fraternity, as well as to his neighbors, he is, in his old age, respectfully and affectionately known as " Uncle John."
Mr. Fritz's more than 89 years have covered the most eventful era in the world's history; in fact, it is hard to realize that any one life could have witnessed so many and such wonderful achievements; —placing on a practical basis the construction and operation of steam and electric rail¬ ways; the invention of the electric telegraph; that of the daguerreotype, and the art of photography; the laying and operation of ocean cables; electric lighting; the telephone; the phonograph; and the other wonderful electrical en¬ gineering developments — perhaps the most startling of all — wireless telegraphy; the making actual of submarine navigation; and the until lately unbelievable science of aviation.
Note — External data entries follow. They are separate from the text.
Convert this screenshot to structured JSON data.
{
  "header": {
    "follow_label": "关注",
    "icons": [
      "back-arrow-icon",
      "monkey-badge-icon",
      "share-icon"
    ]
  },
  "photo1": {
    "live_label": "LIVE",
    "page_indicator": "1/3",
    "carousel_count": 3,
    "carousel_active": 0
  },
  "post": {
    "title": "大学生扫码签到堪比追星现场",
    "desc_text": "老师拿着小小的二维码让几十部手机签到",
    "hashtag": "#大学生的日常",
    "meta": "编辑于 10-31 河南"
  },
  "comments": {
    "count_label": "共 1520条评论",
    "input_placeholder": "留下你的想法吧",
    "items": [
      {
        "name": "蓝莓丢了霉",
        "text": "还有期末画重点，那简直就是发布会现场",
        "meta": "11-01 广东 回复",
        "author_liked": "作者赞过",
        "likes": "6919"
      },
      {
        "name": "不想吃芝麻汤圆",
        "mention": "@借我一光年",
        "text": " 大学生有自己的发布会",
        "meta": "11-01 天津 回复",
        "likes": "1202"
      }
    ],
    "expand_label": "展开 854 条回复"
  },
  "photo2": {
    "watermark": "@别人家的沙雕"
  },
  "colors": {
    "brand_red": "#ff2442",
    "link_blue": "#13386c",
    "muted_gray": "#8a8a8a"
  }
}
In Mr. Fritz's own particular field of engineering, he witnessed the discovery, and participated in the develop¬ ment of the epoch-making Bessemer process, followed by the Acid and Basic Open-hearth, and now the electric furnace; and besides those, the other tremendous develop¬ ments in the Iron and Steel arts, in which he was an active factor.
It is fortunate that the incidents of such a life should be recorded in Mr. Fritz's own way and in his own words; and speaking for those of us who are left of the many who were associated with him and therefore who knew and loved him, I thank him for this his latest work.
ROBERT W. HUNT.
In July, 1861, the clouds of war hung dark over the placid valley of the Brandywine. News had come that Bull Run had been fought and lost. In a plain farmhouse, a depressed wife went about her daily tasks, when a slender